- A timing belt is a belt that usually features teeth on the inside surface, while a timing chain is a roller chain. (Wikipedia)
- Since timing chains and belts serve to synch the motion of the crankshaft and piston position with the cam shaft, maintaining these will avoid major mechanical failures and help to avoid serious repair bills
- A great many vehicles, especially those built in the last decade, might utilize a timing chain for timing the camshaft and valves instead of the timing belt that had been standard on older cars.
- Despite the fact that timing chains are much more stronger than older timing belts, they can still break down and be the cause of catastrophic damage.
- A high percent of cars that use timing belts, instead of chains, are known as interference engines. That means that the valve and the piston occupy the same space at different times. At any given time, there is always at least one or two valves that are at full extension.
- If your belt fails for any reason...water pump, idler bearing, etc. ...the camshafts will stop instantly.

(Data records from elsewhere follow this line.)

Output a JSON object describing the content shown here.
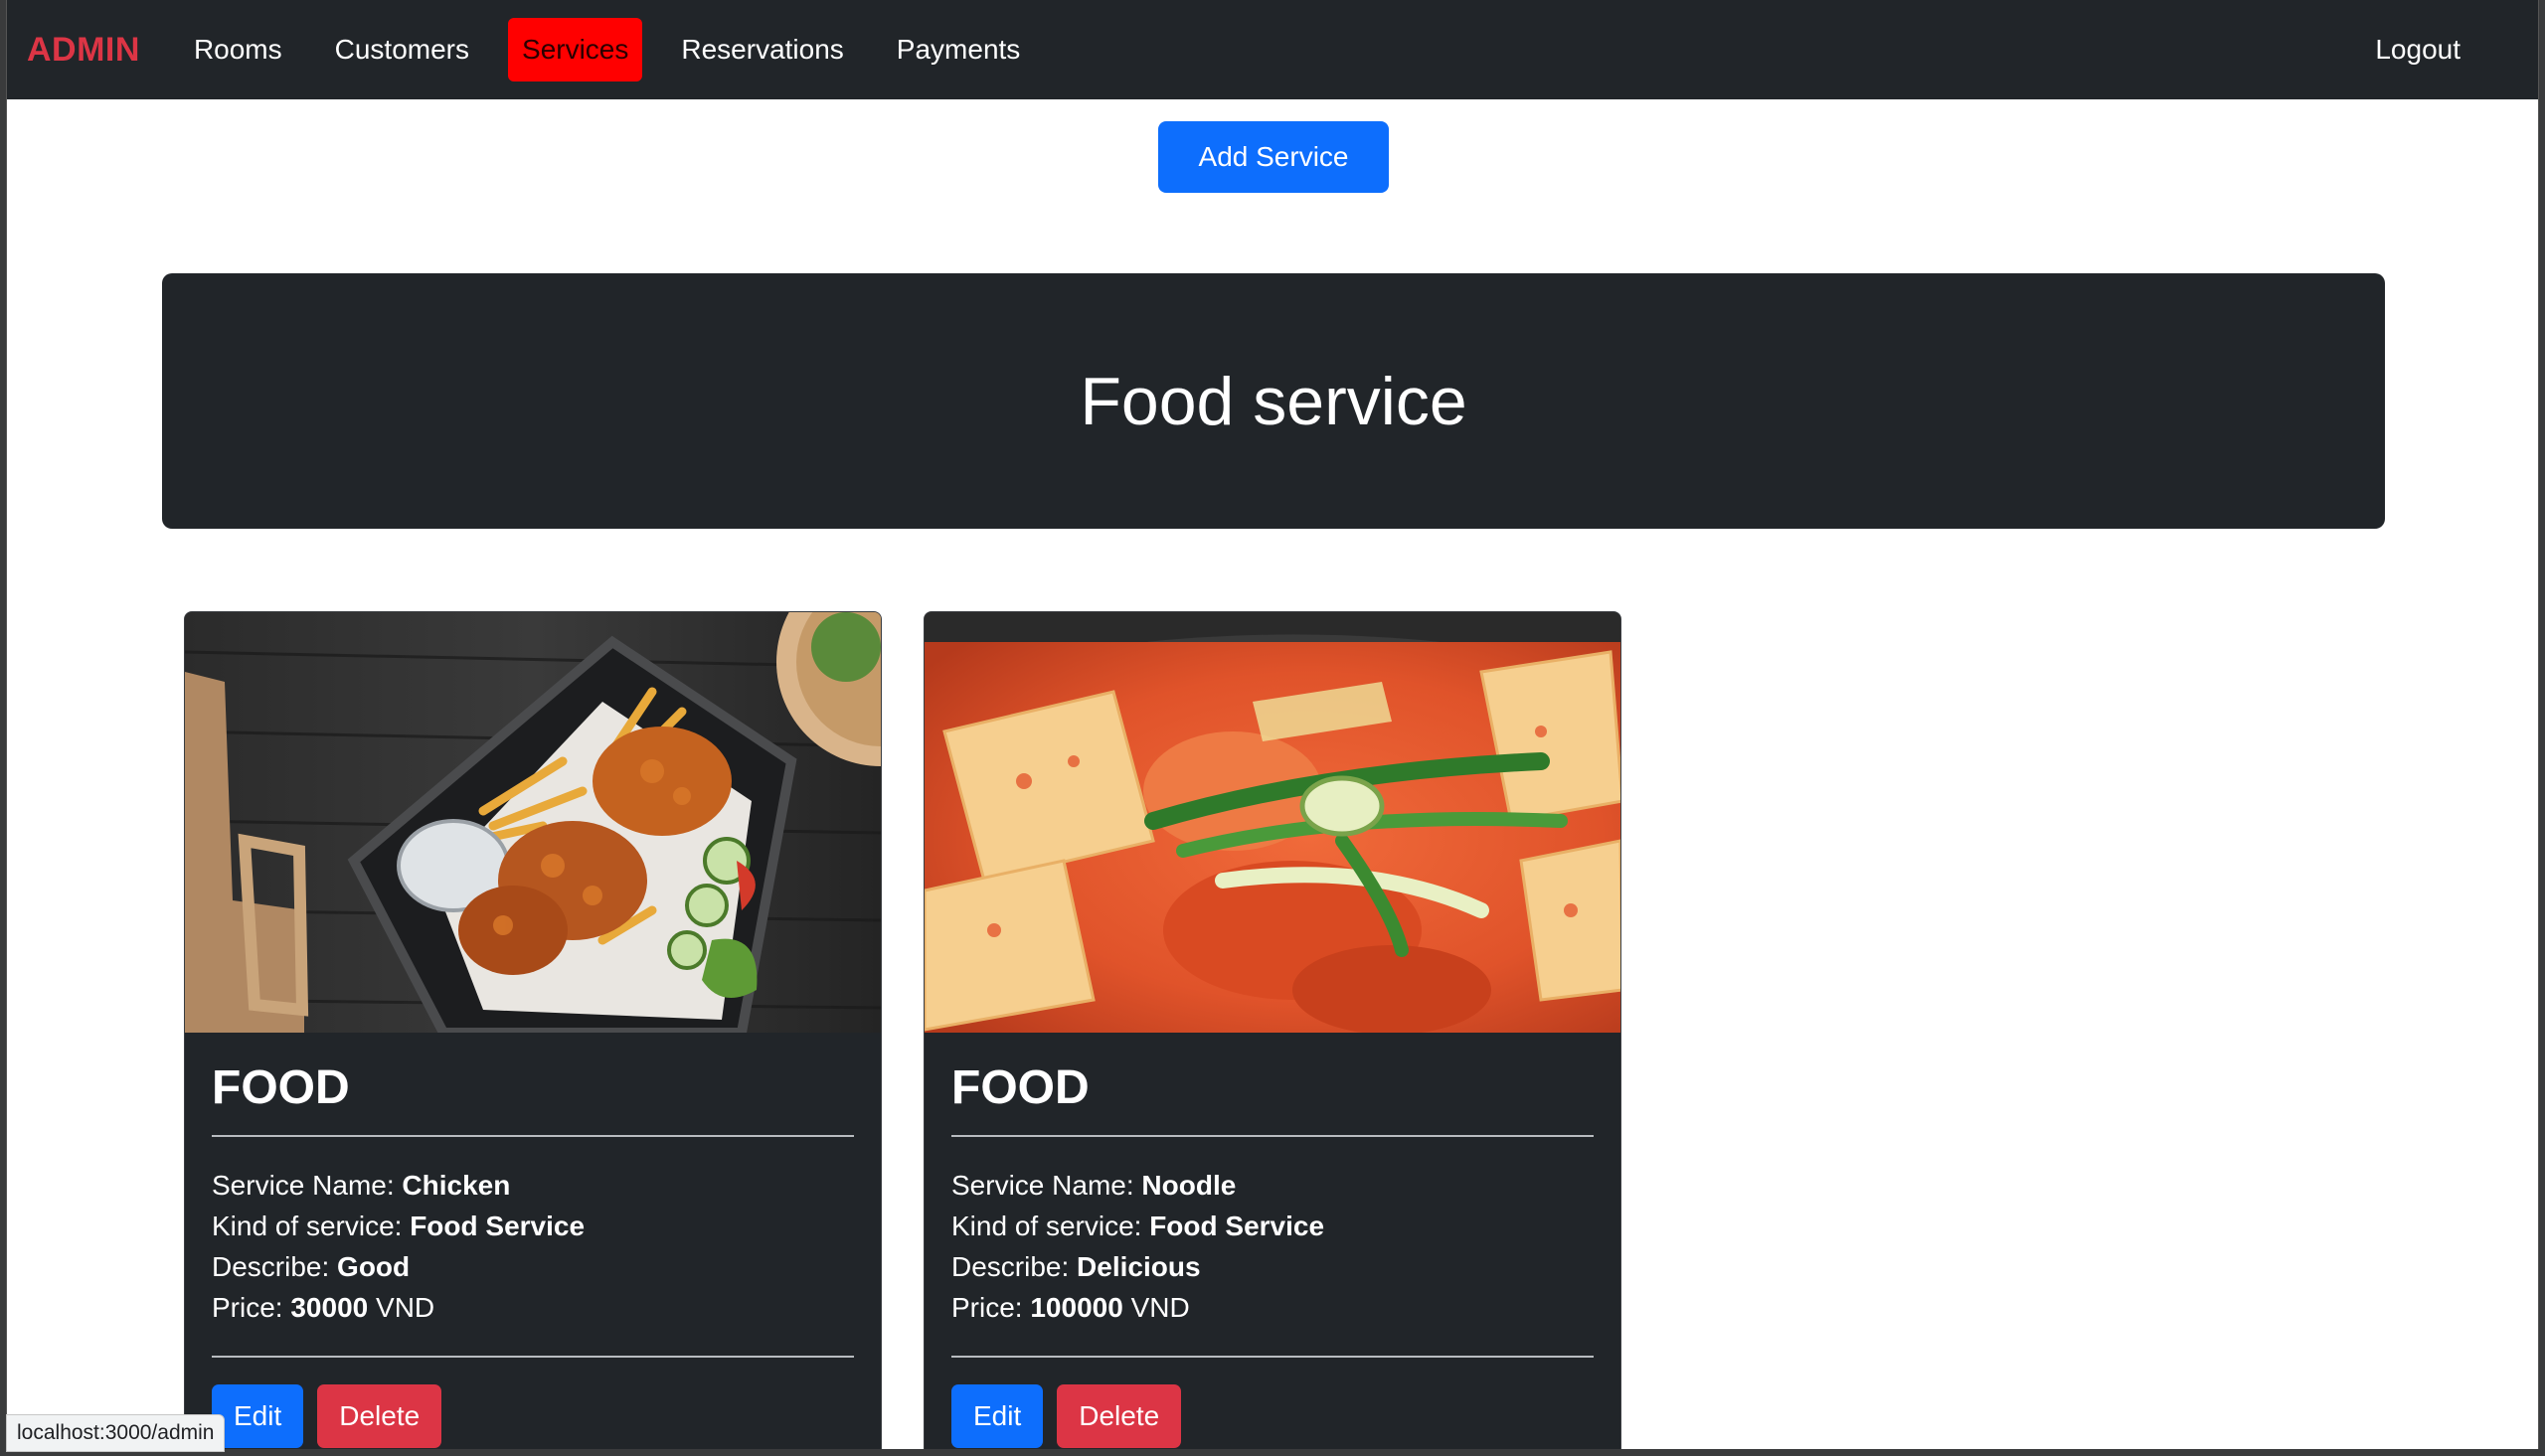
{
  "nav": {
    "brand": "ADMIN",
    "links": [
      {
        "label": "Rooms"
      },
      {
        "label": "Customers"
      },
      {
        "label": "Services"
      },
      {
        "label": "Reservations"
      },
      {
        "label": "Payments"
      }
    ],
    "logout": "Logout",
    "colors": {
      "brand": "#dc3545",
      "active": "#ff0000",
      "bg": "#212529"
    }
  },
  "toolbar": {
    "add_label": "Add Service"
  },
  "hero": {
    "title": "Food service"
  },
  "labels": {
    "service_name": "Service Name:",
    "kind": "Kind of service:",
    "describe": "Describe:",
    "price": "Price:",
    "currency": "VND"
  },
  "cards": [
    {
      "title": "FOOD",
      "service_name": "Chicken",
      "kind": "Food Service",
      "describe": "Good",
      "price": "30000",
      "edit_label": "Edit",
      "delete_label": "Delete"
    },
    {
      "title": "FOOD",
      "service_name": "Noodle",
      "kind": "Food Service",
      "describe": "Delicious",
      "price": "100000",
      "edit_label": "Edit",
      "delete_label": "Delete"
    }
  ],
  "status_bar": {
    "url": "localhost:3000/admin"
  },
  "colors": {
    "primary": "#0d6efd",
    "danger": "#dc3545",
    "dark": "#212529"
  }
}
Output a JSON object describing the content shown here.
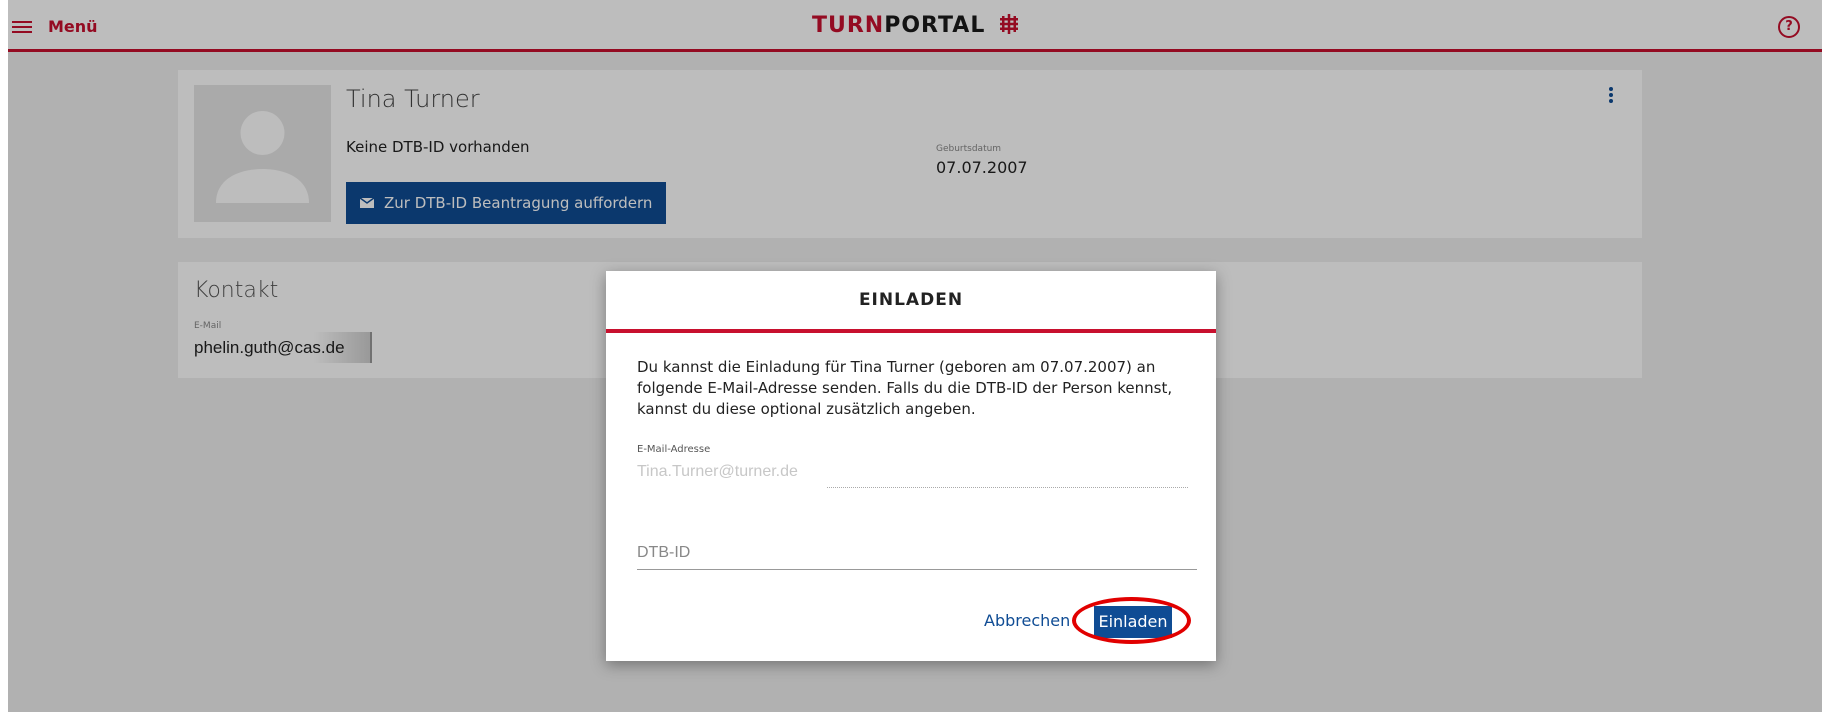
{
  "header": {
    "menu_label": "Menü",
    "logo_red": "TURN",
    "logo_dark": "PORTAL",
    "help_glyph": "?"
  },
  "profile": {
    "name": "Tina Turner",
    "dtb_status": "Keine DTB-ID vorhanden",
    "request_button_label": "Zur DTB-ID Beantragung auffordern",
    "birthdate_label": "Geburtsdatum",
    "birthdate_value": "07.07.2007"
  },
  "contact": {
    "title": "Kontakt",
    "email_label": "E-Mail",
    "email_value": "phelin.guth@cas.de"
  },
  "dialog": {
    "title": "EINLADEN",
    "text": "Du kannst die Einladung für Tina Turner (geboren am 07.07.2007) an folgende E-Mail-Adresse senden. Falls du die DTB-ID der Person kennst, kannst du diese optional zusätzlich angeben.",
    "email_field_label": "E-Mail-Adresse",
    "email_field_value": "Tina.Turner@turner.de",
    "dtb_placeholder": "DTB-ID",
    "cancel_label": "Abbrechen",
    "invite_label": "Einladen"
  },
  "colors": {
    "brand_red": "#c8102e",
    "primary_blue": "#0f4c94",
    "highlight_red": "#e10000"
  }
}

And, as you are rolling to the side of the road wondering what has happened, your pistons are still going up and down attached to the crankshaft, beating and bending the daylight out of whichever valves are still left at full extension when the camshaft stops (because the cam and the crank are no longer synchronized).
- Remember folks, your timing belt should never be left in place more than 100,000 miles.
- A good "check" is to look at the exposed serpentine belt, if it's never been changed, then the timing belt has likely never been changed.
Gerbig's Osage Auto Service
1030 Rowan Road, Osage Beach, MO 65065